* **DIRECTIONS FOR THIS TASK**
Taking each line of the material in turn, count those with the string "title" and answer with the count alone.

=== Begin Enclosure ===

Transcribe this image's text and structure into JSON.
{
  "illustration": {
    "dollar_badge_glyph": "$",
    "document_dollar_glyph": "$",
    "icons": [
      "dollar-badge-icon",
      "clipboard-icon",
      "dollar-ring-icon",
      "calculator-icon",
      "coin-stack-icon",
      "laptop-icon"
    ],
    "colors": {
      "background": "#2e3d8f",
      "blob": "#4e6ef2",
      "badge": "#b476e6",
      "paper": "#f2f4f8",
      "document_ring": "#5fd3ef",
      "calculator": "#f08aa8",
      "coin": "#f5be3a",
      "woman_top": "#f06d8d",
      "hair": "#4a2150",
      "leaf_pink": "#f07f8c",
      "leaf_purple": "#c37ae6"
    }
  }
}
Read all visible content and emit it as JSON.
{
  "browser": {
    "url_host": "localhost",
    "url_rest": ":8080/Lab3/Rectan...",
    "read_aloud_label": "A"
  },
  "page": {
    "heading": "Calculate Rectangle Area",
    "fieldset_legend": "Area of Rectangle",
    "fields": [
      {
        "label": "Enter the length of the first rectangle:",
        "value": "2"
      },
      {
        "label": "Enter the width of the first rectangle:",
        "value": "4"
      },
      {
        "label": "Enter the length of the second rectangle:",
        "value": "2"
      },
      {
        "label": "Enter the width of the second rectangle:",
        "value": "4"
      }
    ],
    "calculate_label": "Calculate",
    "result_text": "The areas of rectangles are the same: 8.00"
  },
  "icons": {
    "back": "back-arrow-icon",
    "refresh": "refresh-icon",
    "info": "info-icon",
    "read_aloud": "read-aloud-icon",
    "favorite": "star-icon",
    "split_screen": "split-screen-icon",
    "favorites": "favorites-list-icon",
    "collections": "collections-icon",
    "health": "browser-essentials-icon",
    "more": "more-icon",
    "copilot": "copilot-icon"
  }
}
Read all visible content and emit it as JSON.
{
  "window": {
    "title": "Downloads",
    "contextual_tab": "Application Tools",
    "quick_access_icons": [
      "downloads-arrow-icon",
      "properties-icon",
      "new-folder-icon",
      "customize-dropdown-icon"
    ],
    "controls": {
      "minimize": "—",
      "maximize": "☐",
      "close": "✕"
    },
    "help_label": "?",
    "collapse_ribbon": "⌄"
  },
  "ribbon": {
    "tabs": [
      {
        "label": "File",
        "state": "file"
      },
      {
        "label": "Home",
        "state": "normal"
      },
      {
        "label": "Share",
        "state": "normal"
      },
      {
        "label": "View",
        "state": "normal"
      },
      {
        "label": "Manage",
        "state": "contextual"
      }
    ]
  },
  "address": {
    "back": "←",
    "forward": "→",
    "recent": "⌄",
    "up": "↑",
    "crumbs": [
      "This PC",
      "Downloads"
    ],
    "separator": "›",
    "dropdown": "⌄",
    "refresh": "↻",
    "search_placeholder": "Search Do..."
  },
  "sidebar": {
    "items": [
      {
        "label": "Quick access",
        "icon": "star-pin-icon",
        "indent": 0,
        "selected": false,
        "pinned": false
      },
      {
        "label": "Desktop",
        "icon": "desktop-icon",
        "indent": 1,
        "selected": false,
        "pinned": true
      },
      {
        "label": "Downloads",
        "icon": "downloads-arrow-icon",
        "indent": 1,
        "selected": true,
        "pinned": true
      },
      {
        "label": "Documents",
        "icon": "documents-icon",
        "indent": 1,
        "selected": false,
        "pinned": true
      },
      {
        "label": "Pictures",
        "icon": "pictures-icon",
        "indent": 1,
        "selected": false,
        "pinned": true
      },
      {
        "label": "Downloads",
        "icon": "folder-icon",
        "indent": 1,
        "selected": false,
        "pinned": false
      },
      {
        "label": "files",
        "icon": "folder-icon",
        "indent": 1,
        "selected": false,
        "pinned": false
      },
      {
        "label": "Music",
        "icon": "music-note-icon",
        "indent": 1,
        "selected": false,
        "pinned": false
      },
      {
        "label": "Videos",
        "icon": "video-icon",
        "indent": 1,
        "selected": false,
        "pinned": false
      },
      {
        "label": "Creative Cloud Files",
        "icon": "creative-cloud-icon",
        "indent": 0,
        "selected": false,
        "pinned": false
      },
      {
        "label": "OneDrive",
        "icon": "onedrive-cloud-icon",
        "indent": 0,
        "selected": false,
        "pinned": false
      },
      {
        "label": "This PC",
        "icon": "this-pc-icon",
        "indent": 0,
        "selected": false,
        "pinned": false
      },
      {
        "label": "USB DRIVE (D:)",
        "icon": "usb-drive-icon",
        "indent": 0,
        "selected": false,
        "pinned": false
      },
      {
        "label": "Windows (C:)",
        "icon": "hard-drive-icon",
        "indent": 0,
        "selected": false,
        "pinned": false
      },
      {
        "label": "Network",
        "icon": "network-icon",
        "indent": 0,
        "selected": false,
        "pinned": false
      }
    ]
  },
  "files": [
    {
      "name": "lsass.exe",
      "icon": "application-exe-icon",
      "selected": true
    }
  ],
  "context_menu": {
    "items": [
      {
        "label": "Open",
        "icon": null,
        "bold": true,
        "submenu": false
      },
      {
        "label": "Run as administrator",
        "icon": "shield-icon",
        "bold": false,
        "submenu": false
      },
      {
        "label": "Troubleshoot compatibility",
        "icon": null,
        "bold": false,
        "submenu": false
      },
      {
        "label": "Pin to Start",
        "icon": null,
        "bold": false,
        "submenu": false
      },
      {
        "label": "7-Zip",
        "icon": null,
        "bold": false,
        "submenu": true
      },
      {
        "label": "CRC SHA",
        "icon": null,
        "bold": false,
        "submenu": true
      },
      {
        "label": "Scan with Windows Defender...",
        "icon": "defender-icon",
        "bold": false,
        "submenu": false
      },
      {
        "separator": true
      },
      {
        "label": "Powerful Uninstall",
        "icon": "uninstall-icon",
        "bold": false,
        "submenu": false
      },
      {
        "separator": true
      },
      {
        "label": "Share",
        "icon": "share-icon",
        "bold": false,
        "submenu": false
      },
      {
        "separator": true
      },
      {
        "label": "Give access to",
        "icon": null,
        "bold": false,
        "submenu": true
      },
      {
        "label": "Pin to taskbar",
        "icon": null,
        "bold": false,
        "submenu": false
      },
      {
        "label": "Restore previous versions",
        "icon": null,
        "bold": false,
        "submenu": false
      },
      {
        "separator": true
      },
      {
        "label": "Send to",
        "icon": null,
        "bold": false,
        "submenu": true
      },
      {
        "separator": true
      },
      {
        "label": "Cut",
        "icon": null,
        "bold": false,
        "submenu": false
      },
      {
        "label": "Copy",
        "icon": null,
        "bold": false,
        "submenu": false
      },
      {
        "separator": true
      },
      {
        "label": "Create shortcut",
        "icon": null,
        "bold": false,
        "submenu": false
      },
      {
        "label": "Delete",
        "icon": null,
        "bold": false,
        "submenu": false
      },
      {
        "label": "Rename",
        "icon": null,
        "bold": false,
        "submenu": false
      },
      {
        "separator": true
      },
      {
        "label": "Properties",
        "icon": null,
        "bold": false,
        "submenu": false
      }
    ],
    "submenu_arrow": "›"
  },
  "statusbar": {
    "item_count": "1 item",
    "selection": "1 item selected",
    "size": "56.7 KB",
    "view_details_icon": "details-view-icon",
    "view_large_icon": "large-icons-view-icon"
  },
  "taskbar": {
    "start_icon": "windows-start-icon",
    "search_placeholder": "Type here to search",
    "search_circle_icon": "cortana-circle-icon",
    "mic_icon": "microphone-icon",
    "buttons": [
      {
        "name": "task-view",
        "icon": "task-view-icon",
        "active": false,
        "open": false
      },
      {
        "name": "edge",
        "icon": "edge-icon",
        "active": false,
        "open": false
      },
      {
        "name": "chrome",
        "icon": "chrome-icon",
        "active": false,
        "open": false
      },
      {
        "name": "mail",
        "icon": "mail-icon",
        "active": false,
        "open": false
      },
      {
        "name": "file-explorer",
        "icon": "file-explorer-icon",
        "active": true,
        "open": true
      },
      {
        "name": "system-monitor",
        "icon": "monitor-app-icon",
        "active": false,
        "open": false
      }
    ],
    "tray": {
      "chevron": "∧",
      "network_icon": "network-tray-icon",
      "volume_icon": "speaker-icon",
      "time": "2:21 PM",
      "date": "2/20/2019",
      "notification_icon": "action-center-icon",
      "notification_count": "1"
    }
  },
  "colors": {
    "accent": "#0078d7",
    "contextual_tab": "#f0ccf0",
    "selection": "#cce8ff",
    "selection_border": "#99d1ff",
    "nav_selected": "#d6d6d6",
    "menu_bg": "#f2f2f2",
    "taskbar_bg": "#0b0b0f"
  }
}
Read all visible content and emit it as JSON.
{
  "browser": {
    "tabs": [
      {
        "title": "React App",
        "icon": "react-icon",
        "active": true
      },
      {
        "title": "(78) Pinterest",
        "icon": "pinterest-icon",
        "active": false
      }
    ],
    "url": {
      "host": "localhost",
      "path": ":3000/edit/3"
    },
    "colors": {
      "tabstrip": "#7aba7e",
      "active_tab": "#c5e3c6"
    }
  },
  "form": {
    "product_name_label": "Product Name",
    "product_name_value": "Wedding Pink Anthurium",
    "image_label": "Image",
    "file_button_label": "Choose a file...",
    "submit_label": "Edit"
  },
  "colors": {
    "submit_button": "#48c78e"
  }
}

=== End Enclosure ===

* **RESULT OF THIS TASK**
3